**Exercise objective:**
Every line of the listing must be repeated exactly.
--- START ---
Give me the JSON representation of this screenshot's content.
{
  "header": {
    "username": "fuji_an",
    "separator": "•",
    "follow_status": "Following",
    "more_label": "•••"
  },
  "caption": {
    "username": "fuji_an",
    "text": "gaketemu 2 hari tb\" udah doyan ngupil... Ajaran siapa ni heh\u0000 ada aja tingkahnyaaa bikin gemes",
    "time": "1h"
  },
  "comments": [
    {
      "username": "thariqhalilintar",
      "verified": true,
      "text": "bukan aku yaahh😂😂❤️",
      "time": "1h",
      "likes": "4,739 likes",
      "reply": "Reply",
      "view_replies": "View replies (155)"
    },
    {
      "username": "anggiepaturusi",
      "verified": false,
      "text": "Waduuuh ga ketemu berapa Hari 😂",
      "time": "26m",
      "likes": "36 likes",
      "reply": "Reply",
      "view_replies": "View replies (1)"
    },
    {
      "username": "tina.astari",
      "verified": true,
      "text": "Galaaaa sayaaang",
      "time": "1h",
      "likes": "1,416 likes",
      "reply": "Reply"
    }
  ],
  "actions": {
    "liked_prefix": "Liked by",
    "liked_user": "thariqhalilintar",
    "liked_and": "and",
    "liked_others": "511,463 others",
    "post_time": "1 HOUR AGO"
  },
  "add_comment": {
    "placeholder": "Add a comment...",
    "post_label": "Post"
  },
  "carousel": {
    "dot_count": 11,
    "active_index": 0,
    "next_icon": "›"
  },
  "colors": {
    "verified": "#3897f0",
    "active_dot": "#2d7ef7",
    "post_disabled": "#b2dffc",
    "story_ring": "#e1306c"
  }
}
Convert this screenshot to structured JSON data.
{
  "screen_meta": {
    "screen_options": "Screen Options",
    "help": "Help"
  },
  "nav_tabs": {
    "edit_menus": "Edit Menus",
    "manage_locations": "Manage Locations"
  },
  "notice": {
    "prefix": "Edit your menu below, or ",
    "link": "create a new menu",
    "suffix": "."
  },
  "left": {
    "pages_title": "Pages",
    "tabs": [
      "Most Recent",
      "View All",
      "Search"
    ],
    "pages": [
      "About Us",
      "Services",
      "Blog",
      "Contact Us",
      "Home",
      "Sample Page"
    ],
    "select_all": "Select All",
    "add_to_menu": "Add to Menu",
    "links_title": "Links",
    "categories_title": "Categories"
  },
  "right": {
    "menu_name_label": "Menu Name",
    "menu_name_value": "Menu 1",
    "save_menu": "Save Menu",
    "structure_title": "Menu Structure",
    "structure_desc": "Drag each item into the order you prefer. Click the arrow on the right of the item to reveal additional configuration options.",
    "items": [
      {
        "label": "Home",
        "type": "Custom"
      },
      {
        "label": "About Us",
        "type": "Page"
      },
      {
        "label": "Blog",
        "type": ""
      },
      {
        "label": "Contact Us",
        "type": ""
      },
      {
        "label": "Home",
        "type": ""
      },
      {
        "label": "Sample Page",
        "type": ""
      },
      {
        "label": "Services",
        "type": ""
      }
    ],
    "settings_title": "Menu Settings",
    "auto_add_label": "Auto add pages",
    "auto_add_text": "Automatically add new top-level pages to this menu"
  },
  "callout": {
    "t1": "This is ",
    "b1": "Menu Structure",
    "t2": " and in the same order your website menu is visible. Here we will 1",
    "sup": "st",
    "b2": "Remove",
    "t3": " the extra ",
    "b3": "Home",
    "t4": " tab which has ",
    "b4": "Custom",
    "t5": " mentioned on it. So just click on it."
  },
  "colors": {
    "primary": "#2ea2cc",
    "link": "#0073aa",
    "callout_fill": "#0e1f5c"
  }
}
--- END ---
**Task output:**
Give me the JSON representation of this screenshot's content.
{
  "header": {
    "username": "fuji_an",
    "separator": "•",
    "follow_status": "Following",
    "more_label": "•••"
  },
  "caption": {
    "username": "fuji_an",
    "text": "gaketemu 2 hari tb\" udah doyan ngupil... Ajaran siapa ni heh\u0000 ada aja tingkahnyaaa bikin gemes",
    "time": "1h"
  },
  "comments": [
    {
      "username": "thariqhalilintar",
      "verified": true,
      "text": "bukan aku yaahh😂😂❤️",
      "time": "1h",
      "likes": "4,739 likes",
      "reply": "Reply",
      "view_replies": "View replies (155)"
    },
    {
      "username": "anggiepaturusi",
      "verified": false,
      "text": "Waduuuh ga ketemu berapa Hari 😂",
      "time": "26m",
      "likes": "36 likes",
      "reply": "Reply",
      "view_replies": "View replies (1)"
    },
    {
      "username": "tina.astari",
      "verified": true,
      "text": "Galaaaa sayaaang",
      "time": "1h",
      "likes": "1,416 likes",
      "reply": "Reply"
    }
  ],
  "actions": {
    "liked_prefix": "Liked by",
    "liked_user": "thariqhalilintar",
    "liked_and": "and",
    "liked_others": "511,463 others",
    "post_time": "1 HOUR AGO"
  },
  "add_comment": {
    "placeholder": "Add a comment...",
    "post_label": "Post"
  },
  "carousel": {
    "dot_count": 11,
    "active_index": 0,
    "next_icon": "›"
  },
  "colors": {
    "verified": "#3897f0",
    "active_dot": "#2d7ef7",
    "post_disabled": "#b2dffc",
    "story_ring": "#e1306c"
  }
}
Convert this screenshot to structured JSON data.
{
  "screen_meta": {
    "screen_options": "Screen Options",
    "help": "Help"
  },
  "nav_tabs": {
    "edit_menus": "Edit Menus",
    "manage_locations": "Manage Locations"
  },
  "notice": {
    "prefix": "Edit your menu below, or ",
    "link": "create a new menu",
    "suffix": "."
  },
  "left": {
    "pages_title": "Pages",
    "tabs": [
      "Most Recent",
      "View All",
      "Search"
    ],
    "pages": [
      "About Us",
      "Services",
      "Blog",
      "Contact Us",
      "Home",
      "Sample Page"
    ],
    "select_all": "Select All",
    "add_to_menu": "Add to Menu",
    "links_title": "Links",
    "categories_title": "Categories"
  },
  "right": {
    "menu_name_label": "Menu Name",
    "menu_name_value": "Menu 1",
    "save_menu": "Save Menu",
    "structure_title": "Menu Structure",
    "structure_desc": "Drag each item into the order you prefer. Click the arrow on the right of the item to reveal additional configuration options.",
    "items": [
      {
        "label": "Home",
        "type": "Custom"
      },
      {
        "label": "About Us",
        "type": "Page"
      },
      {
        "label": "Blog",
        "type": ""
      },
      {
        "label": "Contact Us",
        "type": ""
      },
      {
        "label": "Home",
        "type": ""
      },
      {
        "label": "Sample Page",
        "type": ""
      },
      {
        "label": "Services",
        "type": ""
      }
    ],
    "settings_title": "Menu Settings",
    "auto_add_label": "Auto add pages",
    "auto_add_text": "Automatically add new top-level pages to this menu"
  },
  "callout": {
    "t1": "This is ",
    "b1": "Menu Structure",
    "t2": " and in the same order your website menu is visible. Here we will 1",
    "sup": "st",
    "b2": "Remove",
    "t3": " the extra ",
    "b3": "Home",
    "t4": " tab which has ",
    "b4": "Custom",
    "t5": " mentioned on it. So just click on it."
  },
  "colors": {
    "primary": "#2ea2cc",
    "link": "#0073aa",
    "callout_fill": "#0e1f5c"
  }
}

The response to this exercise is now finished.